> [Supplied entries]:
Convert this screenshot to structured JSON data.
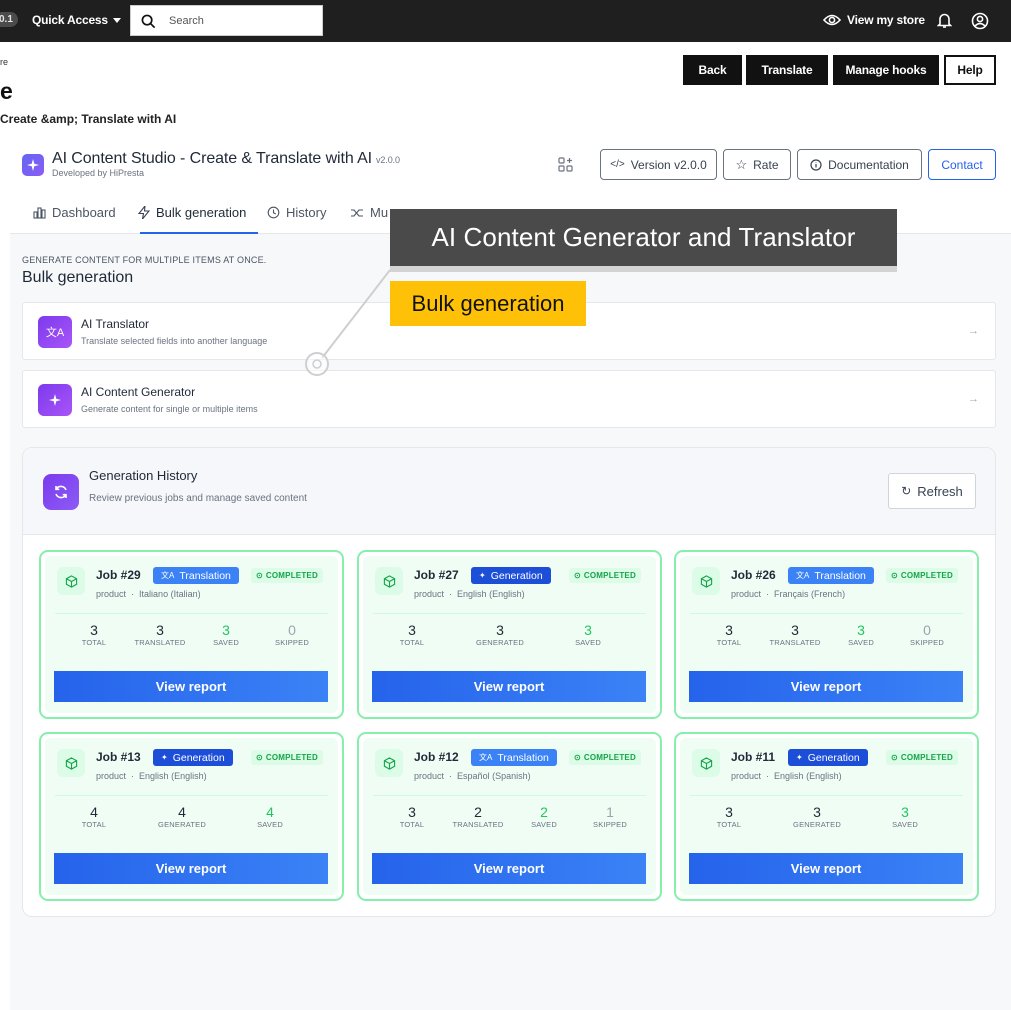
{
  "topbar": {
    "version_badge": "0.1",
    "quick_access": "Quick Access",
    "search_placeholder": "Search",
    "view_store": "View my store"
  },
  "header": {
    "breadcrumb": "re",
    "title": "e",
    "subtitle": "Create &amp; Translate with AI",
    "buttons": [
      "Back",
      "Translate",
      "Manage hooks",
      "Help"
    ]
  },
  "module": {
    "title": "AI Content Studio - Create & Translate with AI",
    "version": "v2.0.0",
    "developer": "Developed by HiPresta",
    "actions": {
      "version_label": "Version v2.0.0",
      "rate_label": "Rate",
      "docs_label": "Documentation",
      "contact_label": "Contact"
    }
  },
  "tabs": [
    {
      "label": "Dashboard",
      "icon": "chart-icon"
    },
    {
      "label": "Bulk generation",
      "icon": "bolt-icon",
      "active": true
    },
    {
      "label": "History",
      "icon": "history-icon"
    },
    {
      "label": "Mu",
      "icon": "shuffle-icon"
    }
  ],
  "section": {
    "kicker": "GENERATE CONTENT FOR MULTIPLE ITEMS AT ONCE.",
    "title": "Bulk generation",
    "cards": [
      {
        "title": "AI Translator",
        "desc": "Translate selected fields into another language",
        "icon": "translate-icon"
      },
      {
        "title": "AI Content Generator",
        "desc": "Generate content for single or multiple items",
        "icon": "sparkle-icon"
      }
    ]
  },
  "history": {
    "title": "Generation History",
    "desc": "Review previous jobs and manage saved content",
    "refresh_label": "Refresh",
    "jobs": [
      {
        "title": "Job #29",
        "type": "Translation",
        "status": "COMPLETED",
        "entity": "product",
        "lang": "Italiano (Italian)",
        "stats": [
          {
            "n": "3",
            "l": "TOTAL"
          },
          {
            "n": "3",
            "l": "TRANSLATED"
          },
          {
            "n": "3",
            "l": "SAVED"
          },
          {
            "n": "0",
            "l": "SKIPPED"
          }
        ],
        "button": "View report"
      },
      {
        "title": "Job #27",
        "type": "Generation",
        "status": "COMPLETED",
        "entity": "product",
        "lang": "English (English)",
        "stats": [
          {
            "n": "3",
            "l": "TOTAL"
          },
          {
            "n": "3",
            "l": "GENERATED"
          },
          {
            "n": "3",
            "l": "SAVED"
          }
        ],
        "button": "View report"
      },
      {
        "title": "Job #26",
        "type": "Translation",
        "status": "COMPLETED",
        "entity": "product",
        "lang": "Français (French)",
        "stats": [
          {
            "n": "3",
            "l": "TOTAL"
          },
          {
            "n": "3",
            "l": "TRANSLATED"
          },
          {
            "n": "3",
            "l": "SAVED"
          },
          {
            "n": "0",
            "l": "SKIPPED"
          }
        ],
        "button": "View report"
      },
      {
        "title": "Job #13",
        "type": "Generation",
        "status": "COMPLETED",
        "entity": "product",
        "lang": "English (English)",
        "stats": [
          {
            "n": "4",
            "l": "TOTAL"
          },
          {
            "n": "4",
            "l": "GENERATED"
          },
          {
            "n": "4",
            "l": "SAVED"
          }
        ],
        "button": "View report"
      },
      {
        "title": "Job #12",
        "type": "Translation",
        "status": "COMPLETED",
        "entity": "product",
        "lang": "Español (Spanish)",
        "stats": [
          {
            "n": "3",
            "l": "TOTAL"
          },
          {
            "n": "2",
            "l": "TRANSLATED"
          },
          {
            "n": "2",
            "l": "SAVED"
          },
          {
            "n": "1",
            "l": "SKIPPED"
          }
        ],
        "button": "View report"
      },
      {
        "title": "Job #11",
        "type": "Generation",
        "status": "COMPLETED",
        "entity": "product",
        "lang": "English (English)",
        "stats": [
          {
            "n": "3",
            "l": "TOTAL"
          },
          {
            "n": "3",
            "l": "GENERATED"
          },
          {
            "n": "3",
            "l": "SAVED"
          }
        ],
        "button": "View report"
      }
    ]
  },
  "annotations": {
    "main": "AI Content Generator and Translator",
    "secondary": "Bulk generation"
  },
  "colors": {
    "accent": "#2563eb",
    "purple": "#7c3aed",
    "success": "#22c55e",
    "callout_dark": "#4a4a4a",
    "callout_yellow": "#ffc107"
  }
}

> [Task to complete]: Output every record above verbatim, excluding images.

> [Task solution]:
Convert this screenshot to structured JSON data.
{
  "topbar": {
    "version_badge": "0.1",
    "quick_access": "Quick Access",
    "search_placeholder": "Search",
    "view_store": "View my store"
  },
  "header": {
    "breadcrumb": "re",
    "title": "e",
    "subtitle": "Create &amp; Translate with AI",
    "buttons": [
      "Back",
      "Translate",
      "Manage hooks",
      "Help"
    ]
  },
  "module": {
    "title": "AI Content Studio - Create & Translate with AI",
    "version": "v2.0.0",
    "developer": "Developed by HiPresta",
    "actions": {
      "version_label": "Version v2.0.0",
      "rate_label": "Rate",
      "docs_label": "Documentation",
      "contact_label": "Contact"
    }
  },
  "tabs": [
    {
      "label": "Dashboard",
      "icon": "chart-icon"
    },
    {
      "label": "Bulk generation",
      "icon": "bolt-icon",
      "active": true
    },
    {
      "label": "History",
      "icon": "history-icon"
    },
    {
      "label": "Mu",
      "icon": "shuffle-icon"
    }
  ],
  "section": {
    "kicker": "GENERATE CONTENT FOR MULTIPLE ITEMS AT ONCE.",
    "title": "Bulk generation",
    "cards": [
      {
        "title": "AI Translator",
        "desc": "Translate selected fields into another language",
        "icon": "translate-icon"
      },
      {
        "title": "AI Content Generator",
        "desc": "Generate content for single or multiple items",
        "icon": "sparkle-icon"
      }
    ]
  },
  "history": {
    "title": "Generation History",
    "desc": "Review previous jobs and manage saved content",
    "refresh_label": "Refresh",
    "jobs": [
      {
        "title": "Job #29",
        "type": "Translation",
        "status": "COMPLETED",
        "entity": "product",
        "lang": "Italiano (Italian)",
        "stats": [
          {
            "n": "3",
            "l": "TOTAL"
          },
          {
            "n": "3",
            "l": "TRANSLATED"
          },
          {
            "n": "3",
            "l": "SAVED"
          },
          {
            "n": "0",
            "l": "SKIPPED"
          }
        ],
        "button": "View report"
      },
      {
        "title": "Job #27",
        "type": "Generation",
        "status": "COMPLETED",
        "entity": "product",
        "lang": "English (English)",
        "stats": [
          {
            "n": "3",
            "l": "TOTAL"
          },
          {
            "n": "3",
            "l": "GENERATED"
          },
          {
            "n": "3",
            "l": "SAVED"
          }
        ],
        "button": "View report"
      },
      {
        "title": "Job #26",
        "type": "Translation",
        "status": "COMPLETED",
        "entity": "product",
        "lang": "Français (French)",
        "stats": [
          {
            "n": "3",
            "l": "TOTAL"
          },
          {
            "n": "3",
            "l": "TRANSLATED"
          },
          {
            "n": "3",
            "l": "SAVED"
          },
          {
            "n": "0",
            "l": "SKIPPED"
          }
        ],
        "button": "View report"
      },
      {
        "title": "Job #13",
        "type": "Generation",
        "status": "COMPLETED",
        "entity": "product",
        "lang": "English (English)",
        "stats": [
          {
            "n": "4",
            "l": "TOTAL"
          },
          {
            "n": "4",
            "l": "GENERATED"
          },
          {
            "n": "4",
            "l": "SAVED"
          }
        ],
        "button": "View report"
      },
      {
        "title": "Job #12",
        "type": "Translation",
        "status": "COMPLETED",
        "entity": "product",
        "lang": "Español (Spanish)",
        "stats": [
          {
            "n": "3",
            "l": "TOTAL"
          },
          {
            "n": "2",
            "l": "TRANSLATED"
          },
          {
            "n": "2",
            "l": "SAVED"
          },
          {
            "n": "1",
            "l": "SKIPPED"
          }
        ],
        "button": "View report"
      },
      {
        "title": "Job #11",
        "type": "Generation",
        "status": "COMPLETED",
        "entity": "product",
        "lang": "English (English)",
        "stats": [
          {
            "n": "3",
            "l": "TOTAL"
          },
          {
            "n": "3",
            "l": "GENERATED"
          },
          {
            "n": "3",
            "l": "SAVED"
          }
        ],
        "button": "View report"
      }
    ]
  },
  "annotations": {
    "main": "AI Content Generator and Translator",
    "secondary": "Bulk generation"
  },
  "colors": {
    "accent": "#2563eb",
    "purple": "#7c3aed",
    "success": "#22c55e",
    "callout_dark": "#4a4a4a",
    "callout_yellow": "#ffc107"
  }
}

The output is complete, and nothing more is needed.